The list of plants for which we have definitive information on does not include plants with a verified liquidation date (or year). Identifying a certain plant as liquidated in the early to mid-1990's was obvious through the lack of information about the plant after a certain time and the fact that it can be located and deemed vacant or demolished. Yet, the vagueness of the liquidation process forced us to omit such cases in our data. Since our intention is to identify common characteristics of plants that survived for a given amount of time, we simply could not include plants we only knew ceased production in a certain rough timeframe. For example, the end of many state-owned firms in the early 1990's was marked by the removal from the National Court Register (pl. KRS). This date, however, could deviate from the actual date of plant closure by even more than a year, given the bureaucracy and legal manners invoked by the liquidation process. In our dataset, the year of liquidation is verified as the year in which production in the plant ceased.
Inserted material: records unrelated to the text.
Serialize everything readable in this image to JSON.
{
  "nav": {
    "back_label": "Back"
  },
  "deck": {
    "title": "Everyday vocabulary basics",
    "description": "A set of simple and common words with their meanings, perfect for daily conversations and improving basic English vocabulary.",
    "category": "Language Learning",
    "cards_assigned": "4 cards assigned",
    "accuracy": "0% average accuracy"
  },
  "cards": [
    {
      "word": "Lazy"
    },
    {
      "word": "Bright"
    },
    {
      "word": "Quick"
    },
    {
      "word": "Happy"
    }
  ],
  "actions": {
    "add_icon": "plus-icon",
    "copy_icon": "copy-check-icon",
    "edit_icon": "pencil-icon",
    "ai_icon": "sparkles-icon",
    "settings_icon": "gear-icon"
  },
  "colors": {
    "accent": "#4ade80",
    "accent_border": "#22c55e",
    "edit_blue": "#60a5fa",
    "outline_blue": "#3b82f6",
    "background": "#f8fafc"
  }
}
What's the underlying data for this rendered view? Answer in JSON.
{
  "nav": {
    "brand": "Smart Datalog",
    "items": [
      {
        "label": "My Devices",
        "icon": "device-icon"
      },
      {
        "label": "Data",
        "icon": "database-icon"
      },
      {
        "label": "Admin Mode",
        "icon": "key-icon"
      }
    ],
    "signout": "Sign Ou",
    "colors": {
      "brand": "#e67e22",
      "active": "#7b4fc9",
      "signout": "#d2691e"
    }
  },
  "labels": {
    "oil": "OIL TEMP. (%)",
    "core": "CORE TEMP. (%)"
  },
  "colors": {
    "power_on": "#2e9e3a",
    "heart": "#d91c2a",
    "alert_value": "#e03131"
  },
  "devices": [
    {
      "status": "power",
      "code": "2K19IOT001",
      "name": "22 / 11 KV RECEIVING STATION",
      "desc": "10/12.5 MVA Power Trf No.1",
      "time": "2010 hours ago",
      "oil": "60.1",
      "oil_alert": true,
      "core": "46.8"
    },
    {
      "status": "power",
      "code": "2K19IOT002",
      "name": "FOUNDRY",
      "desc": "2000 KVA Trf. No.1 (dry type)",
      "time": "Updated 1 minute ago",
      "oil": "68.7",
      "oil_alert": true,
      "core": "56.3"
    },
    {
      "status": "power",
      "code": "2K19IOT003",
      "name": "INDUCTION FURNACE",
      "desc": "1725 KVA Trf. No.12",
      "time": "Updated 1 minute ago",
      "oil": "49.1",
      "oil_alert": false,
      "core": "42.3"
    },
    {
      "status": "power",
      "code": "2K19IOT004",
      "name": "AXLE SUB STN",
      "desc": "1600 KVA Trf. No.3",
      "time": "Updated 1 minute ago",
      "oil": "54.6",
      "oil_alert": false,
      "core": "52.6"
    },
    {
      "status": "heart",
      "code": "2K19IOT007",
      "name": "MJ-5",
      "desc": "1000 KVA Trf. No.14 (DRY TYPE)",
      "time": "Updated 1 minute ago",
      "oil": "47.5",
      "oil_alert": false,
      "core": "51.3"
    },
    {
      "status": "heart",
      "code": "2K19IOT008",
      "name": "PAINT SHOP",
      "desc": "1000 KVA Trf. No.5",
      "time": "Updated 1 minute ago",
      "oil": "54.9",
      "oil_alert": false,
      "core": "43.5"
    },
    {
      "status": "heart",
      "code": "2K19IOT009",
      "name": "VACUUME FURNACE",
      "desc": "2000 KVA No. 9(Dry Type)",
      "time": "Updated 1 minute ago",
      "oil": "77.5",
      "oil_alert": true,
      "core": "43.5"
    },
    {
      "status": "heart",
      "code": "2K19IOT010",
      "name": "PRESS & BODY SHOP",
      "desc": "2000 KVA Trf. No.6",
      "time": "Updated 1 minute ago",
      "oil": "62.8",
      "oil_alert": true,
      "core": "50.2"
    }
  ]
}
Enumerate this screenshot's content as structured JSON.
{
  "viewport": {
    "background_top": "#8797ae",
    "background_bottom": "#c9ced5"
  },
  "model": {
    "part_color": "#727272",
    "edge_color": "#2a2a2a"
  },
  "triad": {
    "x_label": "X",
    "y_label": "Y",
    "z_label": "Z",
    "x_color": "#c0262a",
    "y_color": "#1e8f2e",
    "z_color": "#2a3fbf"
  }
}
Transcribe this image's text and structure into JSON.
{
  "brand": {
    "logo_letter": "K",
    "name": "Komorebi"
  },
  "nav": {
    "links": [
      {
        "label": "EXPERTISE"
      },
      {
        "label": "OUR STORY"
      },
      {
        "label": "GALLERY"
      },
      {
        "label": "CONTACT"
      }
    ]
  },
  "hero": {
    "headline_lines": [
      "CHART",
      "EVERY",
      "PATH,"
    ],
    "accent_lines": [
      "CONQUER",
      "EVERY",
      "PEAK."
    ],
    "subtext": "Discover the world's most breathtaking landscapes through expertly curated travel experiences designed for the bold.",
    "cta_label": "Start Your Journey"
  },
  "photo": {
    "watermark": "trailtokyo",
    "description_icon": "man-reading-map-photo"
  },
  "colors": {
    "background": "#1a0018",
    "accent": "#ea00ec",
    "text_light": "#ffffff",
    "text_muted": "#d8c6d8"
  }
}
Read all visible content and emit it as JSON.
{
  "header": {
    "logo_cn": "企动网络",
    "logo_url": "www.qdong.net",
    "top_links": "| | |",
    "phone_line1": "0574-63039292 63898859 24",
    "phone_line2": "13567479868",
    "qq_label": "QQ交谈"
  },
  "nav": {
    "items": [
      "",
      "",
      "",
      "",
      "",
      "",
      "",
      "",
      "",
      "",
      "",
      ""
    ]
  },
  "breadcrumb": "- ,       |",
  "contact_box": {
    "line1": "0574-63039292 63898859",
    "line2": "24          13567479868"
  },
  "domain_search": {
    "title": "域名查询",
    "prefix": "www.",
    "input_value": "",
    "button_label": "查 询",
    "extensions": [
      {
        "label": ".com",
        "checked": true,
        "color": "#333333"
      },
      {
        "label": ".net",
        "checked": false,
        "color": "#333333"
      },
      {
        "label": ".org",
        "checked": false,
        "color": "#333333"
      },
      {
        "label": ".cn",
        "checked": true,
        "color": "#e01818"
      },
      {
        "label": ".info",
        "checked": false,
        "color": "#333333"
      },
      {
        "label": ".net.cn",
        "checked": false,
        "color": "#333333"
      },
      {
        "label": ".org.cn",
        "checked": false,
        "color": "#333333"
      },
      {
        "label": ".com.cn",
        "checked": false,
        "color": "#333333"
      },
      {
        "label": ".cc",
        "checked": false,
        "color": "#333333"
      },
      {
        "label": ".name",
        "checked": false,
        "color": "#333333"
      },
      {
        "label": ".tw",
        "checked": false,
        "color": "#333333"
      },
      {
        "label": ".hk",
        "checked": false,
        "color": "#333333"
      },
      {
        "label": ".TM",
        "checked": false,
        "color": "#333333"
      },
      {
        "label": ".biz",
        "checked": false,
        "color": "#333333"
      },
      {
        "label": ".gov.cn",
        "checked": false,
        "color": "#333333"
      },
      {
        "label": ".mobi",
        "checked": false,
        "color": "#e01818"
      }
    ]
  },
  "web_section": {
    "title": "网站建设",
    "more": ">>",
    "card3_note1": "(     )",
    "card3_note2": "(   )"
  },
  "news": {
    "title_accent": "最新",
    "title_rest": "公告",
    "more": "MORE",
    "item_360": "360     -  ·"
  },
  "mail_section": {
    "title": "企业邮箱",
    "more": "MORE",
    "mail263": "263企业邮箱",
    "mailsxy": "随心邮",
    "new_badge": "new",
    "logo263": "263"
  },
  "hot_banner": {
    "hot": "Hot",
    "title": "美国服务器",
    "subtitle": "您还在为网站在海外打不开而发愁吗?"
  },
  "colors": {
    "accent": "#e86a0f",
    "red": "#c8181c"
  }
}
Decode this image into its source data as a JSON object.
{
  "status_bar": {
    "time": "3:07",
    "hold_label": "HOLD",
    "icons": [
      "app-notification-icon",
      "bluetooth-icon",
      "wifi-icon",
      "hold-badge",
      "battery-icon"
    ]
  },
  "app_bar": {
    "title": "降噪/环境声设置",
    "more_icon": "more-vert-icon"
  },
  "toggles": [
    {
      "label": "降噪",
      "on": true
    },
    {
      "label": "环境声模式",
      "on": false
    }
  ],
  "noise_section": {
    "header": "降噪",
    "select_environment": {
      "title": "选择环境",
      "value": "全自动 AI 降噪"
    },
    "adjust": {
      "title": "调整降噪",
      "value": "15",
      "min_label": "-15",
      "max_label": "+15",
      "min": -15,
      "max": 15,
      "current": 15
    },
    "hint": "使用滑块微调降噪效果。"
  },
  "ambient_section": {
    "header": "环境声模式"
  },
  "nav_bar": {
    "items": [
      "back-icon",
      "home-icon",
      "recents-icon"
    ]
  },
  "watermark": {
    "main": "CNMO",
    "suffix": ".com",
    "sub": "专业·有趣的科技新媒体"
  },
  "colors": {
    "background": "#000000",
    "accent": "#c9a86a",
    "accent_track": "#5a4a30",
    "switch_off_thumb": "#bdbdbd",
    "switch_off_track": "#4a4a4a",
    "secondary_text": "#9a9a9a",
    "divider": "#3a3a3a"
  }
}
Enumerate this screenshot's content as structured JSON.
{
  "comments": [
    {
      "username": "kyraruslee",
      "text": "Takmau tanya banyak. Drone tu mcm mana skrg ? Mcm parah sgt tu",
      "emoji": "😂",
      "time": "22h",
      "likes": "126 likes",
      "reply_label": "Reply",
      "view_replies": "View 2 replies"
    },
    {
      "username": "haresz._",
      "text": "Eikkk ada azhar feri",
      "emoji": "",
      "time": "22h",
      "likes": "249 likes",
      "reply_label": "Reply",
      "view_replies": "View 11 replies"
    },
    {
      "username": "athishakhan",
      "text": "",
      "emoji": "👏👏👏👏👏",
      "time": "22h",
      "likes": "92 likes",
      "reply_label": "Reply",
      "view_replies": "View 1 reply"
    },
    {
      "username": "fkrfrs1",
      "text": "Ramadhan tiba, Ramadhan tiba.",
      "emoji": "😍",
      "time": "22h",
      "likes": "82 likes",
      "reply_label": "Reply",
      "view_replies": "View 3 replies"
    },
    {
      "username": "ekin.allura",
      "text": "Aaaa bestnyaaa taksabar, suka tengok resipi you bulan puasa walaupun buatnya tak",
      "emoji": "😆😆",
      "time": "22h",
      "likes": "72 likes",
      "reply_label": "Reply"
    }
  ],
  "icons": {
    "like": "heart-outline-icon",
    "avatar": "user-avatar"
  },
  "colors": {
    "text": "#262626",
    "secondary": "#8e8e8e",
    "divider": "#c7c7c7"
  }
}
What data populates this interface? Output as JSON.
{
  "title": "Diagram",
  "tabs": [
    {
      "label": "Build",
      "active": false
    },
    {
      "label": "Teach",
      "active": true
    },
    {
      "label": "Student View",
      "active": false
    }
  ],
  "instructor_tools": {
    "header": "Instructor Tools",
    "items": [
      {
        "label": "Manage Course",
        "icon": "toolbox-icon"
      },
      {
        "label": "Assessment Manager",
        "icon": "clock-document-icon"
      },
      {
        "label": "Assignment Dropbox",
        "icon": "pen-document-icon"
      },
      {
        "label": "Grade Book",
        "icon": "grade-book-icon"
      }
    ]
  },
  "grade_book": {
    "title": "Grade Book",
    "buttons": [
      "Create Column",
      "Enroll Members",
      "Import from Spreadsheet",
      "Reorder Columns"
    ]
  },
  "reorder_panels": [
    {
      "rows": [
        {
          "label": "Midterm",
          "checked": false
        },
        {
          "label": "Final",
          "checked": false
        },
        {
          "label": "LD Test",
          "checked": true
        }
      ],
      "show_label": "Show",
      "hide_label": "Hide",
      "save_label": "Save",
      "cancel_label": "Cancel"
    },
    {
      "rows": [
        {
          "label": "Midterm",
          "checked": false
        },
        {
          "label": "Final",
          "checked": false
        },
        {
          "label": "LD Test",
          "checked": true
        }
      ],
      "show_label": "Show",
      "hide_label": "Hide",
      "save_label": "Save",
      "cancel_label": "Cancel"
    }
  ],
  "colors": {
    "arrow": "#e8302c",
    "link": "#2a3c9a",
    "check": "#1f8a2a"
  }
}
Information available also differed considerably across sectors. The fate of factories and plants associated with the building of large communist-era housing estates was most trivial. Pre-fabricated concrete panel housing construction (pol. “wielka płyta”) fell out of favor shortly after the fall of communism. Most plants associated with this era of construction, such as housing factories (pol. “fabryki domów” or “kombinaty budowy domów”) and pre-stressed concrete manufacturers (pol. “wytworni elementów wielkopłytowych”) were liquidated in the early 90's. Whether there were attempts of privatization or asset stripping following their closing could not be identified. Furthermore, little information was available for food production sector. Food production plants that could often only be identified as liquidated or existing were related to, among others, meatpacking, baking, fruit and vegetable production and animal food manufacturing. Additionally, printing was also a sector in which plants were left largely unaccounted for following their liquidation.

Regional differences that go hand-in-hand with the aforementioned sector variation were also problematic. Information about plants in less industrialized voivodeships was also harder to gather than in those with established industrial centers. Notably, the regions of the so-called “East Wall” did not feature considerable large-scale industrial production.2 Collectively the four Voivodships3 of this eastern region made up only 320 of the over 1600 plants we originally planned to find further information about. Our dataset features information on the fate of 131 of these 320 plants. Assumingly, these plants were on average considerably smaller than plants found in heavy industry sectors. Areas where heavy industry was based, such as Silesia, Mazovia, and western Poland were considerably easier to track down.

Despite the admitted shortcomings, our dataset is still by far the largest available collection of plant-level information on the fate of Polish SOEs. The aforementioned difficulties in retrieving the information do not make the dataset a directly representative sample. Still, the information will be very insightful when it is analyzed in the context of trends in Poland's free market transition. The unique data gathered will help unveil some of the truths of the transition phase while also debunking some preconceived notions many Poles may have about the privatization process in their country.

1. Our data includes SOEs that employed 50 or more workers. Any further reference to “smaller” plants still only regards plants above this threshold
2. For more on Poland's Eastern Wall, see The Economist's special report from June 2014↩
3. Warmia-Mazury, Podlasie, Podkarpacie, and the Lubelskie Voivodeships .

Source: PRIV